[Problem] Your reply should set down word for word each line below from the one with "Transcribe this image's" through the final line, both included, but none of the pictures.

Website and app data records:
■ ■ ■ ■ ■ ■ ■

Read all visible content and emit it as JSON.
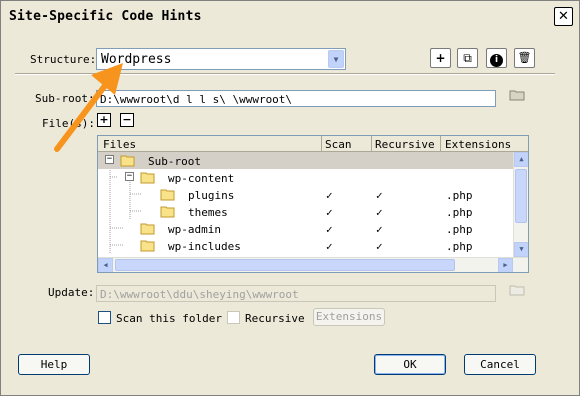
{
  "window": {
    "title": "Site-Specific Code Hints",
    "close_label": "✕"
  },
  "structure": {
    "label": "Structure:",
    "value": "Wordpress"
  },
  "toolbar": {
    "add_icon": "+",
    "copy_icon": "⧉",
    "info_icon": "i",
    "delete_icon": "🗑"
  },
  "subroot": {
    "label": "Sub-root:",
    "value": "D:\\wwwroot\\d   l  l s\\ \\wwwroot\\"
  },
  "files": {
    "label": "File(s):",
    "add_icon": "+",
    "remove_icon": "−"
  },
  "grid": {
    "headers": [
      "Files",
      "Scan",
      "Recursive",
      "Extensions"
    ],
    "rows": [
      {
        "name": "Sub-root",
        "scan": "",
        "recursive": "",
        "ext": ""
      },
      {
        "name": "wp-content",
        "scan": "",
        "recursive": "",
        "ext": ""
      },
      {
        "name": "plugins",
        "scan": "✓",
        "recursive": "✓",
        "ext": ".php"
      },
      {
        "name": "themes",
        "scan": "✓",
        "recursive": "✓",
        "ext": ".php"
      },
      {
        "name": "wp-admin",
        "scan": "✓",
        "recursive": "✓",
        "ext": ".php"
      },
      {
        "name": "wp-includes",
        "scan": "✓",
        "recursive": "✓",
        "ext": ".php"
      }
    ]
  },
  "update": {
    "label": "Update:",
    "value": "D:\\wwwroot\\ddu\\sheying\\wwwroot"
  },
  "options": {
    "scan_label": "Scan this folder",
    "recursive_label": "Recursive",
    "extensions_label": "Extensions"
  },
  "buttons": {
    "help": "Help",
    "ok": "OK",
    "cancel": "Cancel"
  },
  "colors": {
    "annotation_arrow": "#f7941d"
  }
}
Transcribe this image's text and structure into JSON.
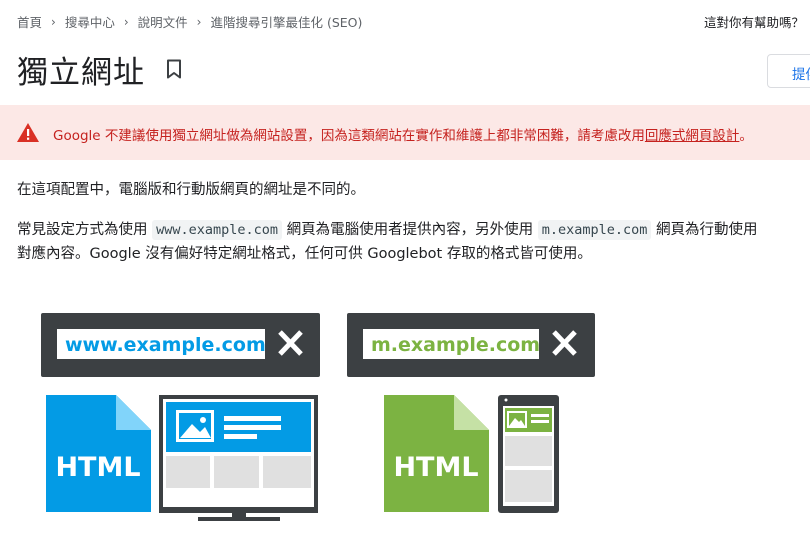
{
  "breadcrumb": {
    "items": [
      "首頁",
      "搜尋中心",
      "說明文件",
      "進階搜尋引擎最佳化 (SEO)"
    ]
  },
  "helpful_prompt": "這對你有幫助嗎？",
  "page": {
    "title": "獨立網址",
    "feedback_button": "提供"
  },
  "warning": {
    "brand": "Google",
    "text": " 不建議使用獨立網址做為網站設置，因為這類網站在實作和維護上都非常困難，請考慮改用",
    "link": "回應式網頁設計",
    "end": "。"
  },
  "paragraph1": "在這項配置中，電腦版和行動版網頁的網址是不同的。",
  "paragraph2": {
    "part1": "常見設定方式為使用 ",
    "code1": "www.example.com",
    "part2": " 網頁為電腦使用者提供內容，另外使用 ",
    "code2": "m.example.com",
    "part3": " 網頁為行動使用",
    "line2": "對應內容。Google 沒有偏好特定網址格式，任何可供 Googlebot 存取的格式皆可使用。"
  },
  "illustration": {
    "desktop_url": "www.example.com",
    "mobile_url": "m.example.com",
    "desktop_file_label": "HTML",
    "mobile_file_label": "HTML"
  },
  "colors": {
    "link": "#1a73e8",
    "warning_bg": "#fce8e6",
    "warning_text": "#c5221f",
    "desktop_blue": "#039be5",
    "mobile_green": "#7cb342",
    "bar_dark": "#3c4043"
  },
  "icons": {
    "separator": "chevron-right-icon",
    "bookmark": "bookmark-icon",
    "warning": "warning-icon",
    "close": "close-icon"
  }
}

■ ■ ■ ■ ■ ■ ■

[Answer for this exercise]
Transcribe this image's text and structure into JSON.
{
  "breadcrumb": {
    "items": [
      "首頁",
      "搜尋中心",
      "說明文件",
      "進階搜尋引擎最佳化 (SEO)"
    ]
  },
  "helpful_prompt": "這對你有幫助嗎？",
  "page": {
    "title": "獨立網址",
    "feedback_button": "提供"
  },
  "warning": {
    "brand": "Google",
    "text": " 不建議使用獨立網址做為網站設置，因為這類網站在實作和維護上都非常困難，請考慮改用",
    "link": "回應式網頁設計",
    "end": "。"
  },
  "paragraph1": "在這項配置中，電腦版和行動版網頁的網址是不同的。",
  "paragraph2": {
    "part1": "常見設定方式為使用 ",
    "code1": "www.example.com",
    "part2": " 網頁為電腦使用者提供內容，另外使用 ",
    "code2": "m.example.com",
    "part3": " 網頁為行動使用",
    "line2": "對應內容。Google 沒有偏好特定網址格式，任何可供 Googlebot 存取的格式皆可使用。"
  },
  "illustration": {
    "desktop_url": "www.example.com",
    "mobile_url": "m.example.com",
    "desktop_file_label": "HTML",
    "mobile_file_label": "HTML"
  },
  "colors": {
    "link": "#1a73e8",
    "warning_bg": "#fce8e6",
    "warning_text": "#c5221f",
    "desktop_blue": "#039be5",
    "mobile_green": "#7cb342",
    "bar_dark": "#3c4043"
  },
  "icons": {
    "separator": "chevron-right-icon",
    "bookmark": "bookmark-icon",
    "warning": "warning-icon",
    "close": "close-icon"
  }
}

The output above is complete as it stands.